Your task is to return the span of lines beginning at the one with "Enumerate this screenshot's" and ending at the last line of the data, exactly as it stands.

• Data extract:
--------------------------------
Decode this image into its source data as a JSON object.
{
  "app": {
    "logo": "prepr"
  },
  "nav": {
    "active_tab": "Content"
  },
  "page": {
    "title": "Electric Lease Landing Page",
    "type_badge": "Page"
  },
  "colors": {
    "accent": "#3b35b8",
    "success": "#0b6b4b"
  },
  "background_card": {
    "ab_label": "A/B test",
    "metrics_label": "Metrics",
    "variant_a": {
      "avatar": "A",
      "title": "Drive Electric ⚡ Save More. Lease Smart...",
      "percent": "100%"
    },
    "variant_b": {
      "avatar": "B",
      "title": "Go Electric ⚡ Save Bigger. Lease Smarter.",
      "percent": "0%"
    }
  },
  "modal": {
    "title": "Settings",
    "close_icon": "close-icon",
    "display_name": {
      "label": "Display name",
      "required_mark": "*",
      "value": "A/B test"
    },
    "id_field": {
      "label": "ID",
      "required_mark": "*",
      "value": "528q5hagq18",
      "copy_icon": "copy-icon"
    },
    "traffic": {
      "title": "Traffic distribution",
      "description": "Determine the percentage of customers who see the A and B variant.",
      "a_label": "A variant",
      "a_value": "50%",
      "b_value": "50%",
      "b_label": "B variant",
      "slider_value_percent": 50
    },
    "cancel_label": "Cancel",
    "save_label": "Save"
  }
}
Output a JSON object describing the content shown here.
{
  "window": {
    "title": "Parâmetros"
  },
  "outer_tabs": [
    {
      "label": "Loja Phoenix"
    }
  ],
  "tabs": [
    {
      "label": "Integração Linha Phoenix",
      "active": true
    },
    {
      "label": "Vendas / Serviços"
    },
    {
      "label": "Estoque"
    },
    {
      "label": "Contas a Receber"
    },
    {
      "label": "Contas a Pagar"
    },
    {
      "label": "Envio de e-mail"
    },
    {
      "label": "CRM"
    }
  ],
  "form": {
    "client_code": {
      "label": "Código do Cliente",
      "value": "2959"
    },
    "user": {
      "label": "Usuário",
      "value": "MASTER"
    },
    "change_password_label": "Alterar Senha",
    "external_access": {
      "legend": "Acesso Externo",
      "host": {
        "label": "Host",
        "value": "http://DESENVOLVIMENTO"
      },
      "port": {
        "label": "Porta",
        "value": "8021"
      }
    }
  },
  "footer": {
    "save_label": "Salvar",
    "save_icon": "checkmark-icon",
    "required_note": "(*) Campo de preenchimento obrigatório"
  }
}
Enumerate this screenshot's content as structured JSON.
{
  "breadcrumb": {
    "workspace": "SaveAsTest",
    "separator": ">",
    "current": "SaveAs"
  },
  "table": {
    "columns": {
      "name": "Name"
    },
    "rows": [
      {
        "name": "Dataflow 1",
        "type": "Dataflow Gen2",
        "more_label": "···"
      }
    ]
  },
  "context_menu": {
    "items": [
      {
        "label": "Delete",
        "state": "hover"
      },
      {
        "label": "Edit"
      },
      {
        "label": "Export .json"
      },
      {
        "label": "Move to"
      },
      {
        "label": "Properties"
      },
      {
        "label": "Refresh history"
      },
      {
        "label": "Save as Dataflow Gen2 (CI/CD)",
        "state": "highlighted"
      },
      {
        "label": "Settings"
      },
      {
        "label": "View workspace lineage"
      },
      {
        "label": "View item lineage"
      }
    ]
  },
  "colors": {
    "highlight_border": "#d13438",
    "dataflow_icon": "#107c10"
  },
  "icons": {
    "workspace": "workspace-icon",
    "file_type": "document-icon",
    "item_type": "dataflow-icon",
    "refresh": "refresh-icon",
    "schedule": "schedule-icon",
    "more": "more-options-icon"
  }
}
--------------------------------
• Reply to the exercise:
Enumerate this screenshot's content as structured JSON.
{
  "breadcrumb": {
    "workspace": "SaveAsTest",
    "separator": ">",
    "current": "SaveAs"
  },
  "table": {
    "columns": {
      "name": "Name"
    },
    "rows": [
      {
        "name": "Dataflow 1",
        "type": "Dataflow Gen2",
        "more_label": "···"
      }
    ]
  },
  "context_menu": {
    "items": [
      {
        "label": "Delete",
        "state": "hover"
      },
      {
        "label": "Edit"
      },
      {
        "label": "Export .json"
      },
      {
        "label": "Move to"
      },
      {
        "label": "Properties"
      },
      {
        "label": "Refresh history"
      },
      {
        "label": "Save as Dataflow Gen2 (CI/CD)",
        "state": "highlighted"
      },
      {
        "label": "Settings"
      },
      {
        "label": "View workspace lineage"
      },
      {
        "label": "View item lineage"
      }
    ]
  },
  "colors": {
    "highlight_border": "#d13438",
    "dataflow_icon": "#107c10"
  },
  "icons": {
    "workspace": "workspace-icon",
    "file_type": "document-icon",
    "item_type": "dataflow-icon",
    "refresh": "refresh-icon",
    "schedule": "schedule-icon",
    "more": "more-options-icon"
  }
}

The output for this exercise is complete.